Thursday, March 22, 2012

What happens after

My Grandpa will be turning 90 this year. He lost his wife of 66 years, my dear Grandma, last fall. Grandpa is still in good health; he keeps a nice garden and follows the Sacramento Kings.

The last time he went to the doctor, the doctor told him about one of his patients, who at 92, was widowed and two weeks later married an old childhood sweetheart. They lived together for ten years before he died.

My dad asked Grandpa what he thought of this. Grandpa said he could never see himself with another woman; for him there was only and only ever will be Grandma. She was a wonderful woman. They traveled the world together, raised three kids, seven grandchildren and two great-grandkids. All that is given. But what worries Grandpa is what happens after - in heaven.
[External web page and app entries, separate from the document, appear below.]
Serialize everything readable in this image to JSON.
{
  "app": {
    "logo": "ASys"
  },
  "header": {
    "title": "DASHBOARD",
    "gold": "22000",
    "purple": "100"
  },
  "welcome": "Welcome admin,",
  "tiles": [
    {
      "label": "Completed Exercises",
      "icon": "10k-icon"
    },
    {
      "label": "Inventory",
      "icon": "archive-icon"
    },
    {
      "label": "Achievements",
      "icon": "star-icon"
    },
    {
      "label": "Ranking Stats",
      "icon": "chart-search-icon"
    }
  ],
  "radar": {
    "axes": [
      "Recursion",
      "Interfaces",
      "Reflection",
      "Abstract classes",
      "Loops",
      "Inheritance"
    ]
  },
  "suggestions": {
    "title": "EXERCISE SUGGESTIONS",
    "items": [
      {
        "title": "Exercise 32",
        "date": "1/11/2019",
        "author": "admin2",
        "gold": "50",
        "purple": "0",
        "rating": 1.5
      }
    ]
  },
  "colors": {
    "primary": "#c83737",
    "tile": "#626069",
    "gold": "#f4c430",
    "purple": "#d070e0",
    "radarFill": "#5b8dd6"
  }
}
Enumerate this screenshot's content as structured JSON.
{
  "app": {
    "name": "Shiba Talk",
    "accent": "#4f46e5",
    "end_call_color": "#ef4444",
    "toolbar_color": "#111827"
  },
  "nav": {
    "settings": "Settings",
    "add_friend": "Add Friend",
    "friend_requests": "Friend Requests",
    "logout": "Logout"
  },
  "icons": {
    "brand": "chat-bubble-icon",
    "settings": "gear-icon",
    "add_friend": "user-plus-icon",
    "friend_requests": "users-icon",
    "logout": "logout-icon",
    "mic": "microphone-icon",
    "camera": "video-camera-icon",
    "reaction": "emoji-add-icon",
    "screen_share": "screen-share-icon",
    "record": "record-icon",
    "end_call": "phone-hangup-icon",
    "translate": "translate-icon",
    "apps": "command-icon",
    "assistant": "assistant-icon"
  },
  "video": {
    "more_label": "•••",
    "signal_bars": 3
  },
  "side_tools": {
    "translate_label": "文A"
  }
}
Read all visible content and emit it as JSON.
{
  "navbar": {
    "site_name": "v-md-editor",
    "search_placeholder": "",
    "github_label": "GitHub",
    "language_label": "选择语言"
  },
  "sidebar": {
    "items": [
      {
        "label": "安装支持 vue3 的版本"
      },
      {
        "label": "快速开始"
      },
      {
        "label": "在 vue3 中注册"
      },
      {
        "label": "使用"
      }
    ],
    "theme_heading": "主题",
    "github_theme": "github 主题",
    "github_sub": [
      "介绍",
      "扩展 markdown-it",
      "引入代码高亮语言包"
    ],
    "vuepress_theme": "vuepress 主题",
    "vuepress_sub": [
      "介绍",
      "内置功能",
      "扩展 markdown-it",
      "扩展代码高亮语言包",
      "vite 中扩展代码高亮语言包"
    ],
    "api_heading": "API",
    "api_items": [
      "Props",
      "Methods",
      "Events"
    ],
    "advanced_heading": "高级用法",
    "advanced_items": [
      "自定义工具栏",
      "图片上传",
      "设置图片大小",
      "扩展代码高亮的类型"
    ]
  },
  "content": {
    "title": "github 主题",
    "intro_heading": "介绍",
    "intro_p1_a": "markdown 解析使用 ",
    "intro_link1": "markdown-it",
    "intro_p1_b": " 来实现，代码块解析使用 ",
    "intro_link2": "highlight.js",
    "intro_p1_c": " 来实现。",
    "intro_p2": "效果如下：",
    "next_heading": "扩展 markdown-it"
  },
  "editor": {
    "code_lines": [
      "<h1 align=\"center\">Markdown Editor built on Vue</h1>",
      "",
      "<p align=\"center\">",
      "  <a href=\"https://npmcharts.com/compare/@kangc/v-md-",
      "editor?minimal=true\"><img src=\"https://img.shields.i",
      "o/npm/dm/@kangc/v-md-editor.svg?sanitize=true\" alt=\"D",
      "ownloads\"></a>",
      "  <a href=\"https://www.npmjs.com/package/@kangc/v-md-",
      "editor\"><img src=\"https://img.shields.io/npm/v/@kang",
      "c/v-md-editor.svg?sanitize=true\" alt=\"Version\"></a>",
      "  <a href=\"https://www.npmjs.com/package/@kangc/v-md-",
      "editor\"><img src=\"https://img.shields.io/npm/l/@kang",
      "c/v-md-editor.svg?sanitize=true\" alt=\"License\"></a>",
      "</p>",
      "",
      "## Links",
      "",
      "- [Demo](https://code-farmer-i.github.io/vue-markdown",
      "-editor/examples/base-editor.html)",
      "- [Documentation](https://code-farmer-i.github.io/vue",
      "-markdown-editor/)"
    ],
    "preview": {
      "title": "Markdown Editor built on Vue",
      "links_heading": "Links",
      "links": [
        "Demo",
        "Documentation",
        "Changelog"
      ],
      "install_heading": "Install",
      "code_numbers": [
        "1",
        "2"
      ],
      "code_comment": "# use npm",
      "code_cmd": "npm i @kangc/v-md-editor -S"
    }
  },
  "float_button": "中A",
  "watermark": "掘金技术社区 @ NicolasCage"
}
"What would I say to her when we meet again?" he asked my dad.

I'm not sure what charms me more - the idea that he expects to see her again, or the the image of the two of them, reunited once more.

Monday, March 19, 2012

one hundred word story #100: Bean counter

It’s a tireless game, all this imagining. You want a universe and so you must invent it. You want a popsicle and so you must make it drip down your chin. You want a man with a Frisbee for a head, so you draw him. Etcetera. Other people--PhDs, MBAs, MDs, JDs, CFOs, UFOs—other people perform real services, create real goods. Other people can weigh what they’ve created in two hands. Other people chat you up at cocktail parties, say, What you do sounds so fun. You smile, but inside you know. Your hands are dirty from counting words.

Thursday, March 15, 2012

one hundred word story #99: Red tide

He takes me to witness the red tide. The beach emits sparks as long as the tunnel waves exploding out of black water. When his feet touch sand, the ground blanches, white jets light up the rich black earth. We sit at the intersection of two glowing tides. The water leaks into the heavens: long, black, fluid, star-like waves extend skyward. I stay here until I, too, am bioluminescent. My freckles become stars, my hair its own Milky Way. He star-gazes my freckles. When I brush my hair, he sees shooting stars. I glow. It’s not forever, but it’s enough.

Sunday, March 11, 2012

Flash fun

My piece, "When life gives you lemons," was a finalist in the Sacramento News and Review's Flash Fiction contest, as was "Caving."

Watch out, universe: 100-worders may well storm a city near you someday.

image credit: Sacramento News and Review

Tuesday, March 6, 2012

one hundred word story #98: Collage

Hey buffalo breath. Hopefully I've learned to stop falling in love with extremely beautiful women with brothel talent. Come to think of it, yes I now hate you. You got the clown nose. I was in the Mustang GT500 that passed you doing 144mph. I heard some B/S bout you, hope yr ok. To the girls in the past who led me on: Be real. Ditch the out-of-state vanity plates and the personalized bumper stickers. You looked super cute as a zombie looking for very dirty, dirty graphic designers. Must be from the South. oh well im used to it.

note: this is all found text from online missed connections ads

one hundred story #97: Upside down

She never used to let me hold her. She'd rub against my legs, purring, and when I’d pick her up she’d climb up my shoulders until she was atop my back. I’d walk sideways until she jumped off. Last night we found her on the deck. She smelled terrible. It's strange, holding an animal you know won't be alive long. As the night wore on she deflated in my arms. She preferred the outdoors, but the last night Josh slept here, she curled up alongside him—as if she knew. I turned sideways and when the time came, she jumped.

Sunday, March 4, 2012

one hundred word story #96: Santa Barbara

So we're sitting around eating shish kabobs when Toya announces that the truck on the corner has a bed full of ice. "Dirty snow," she says. Half the house gets on its feet. I am still eating when Allie stuffs a snowball down my shirt. Ten minutes later, there’s a trail of snow prints on the kitchen floor, a miniature snowman (with orange peel arms) outside the front door, and ten wet housemates. Allie and I rendezvous to ambush JC. I launch a snowball into his room. It lands in his underwear drawer. Some things are too perfect to plan.

one hundred word story #95: Letting go

I was skating alone until a boy, seven or eight years old, zoomed across my path. We spun together in a little circle, clutching each other so we wouldn't fall. I grabbed his collar. Every time I tried to let go, he’d fall backward, losing balance. I clung harder. We kept twirling until we’d worn a slow groove in the ice. I let go. He stood there with his jaw ajar, as if about to blow a bubble."Are you all right?" I asked. He nodded and skated away--right into the little plastic shield. I never should have let go.

Thursday, March 1, 2012

Miranda July & Mike Mills

Is it surprising that the woman who brought us this

is connected to the man who created this?

Now that's what I call a double feature.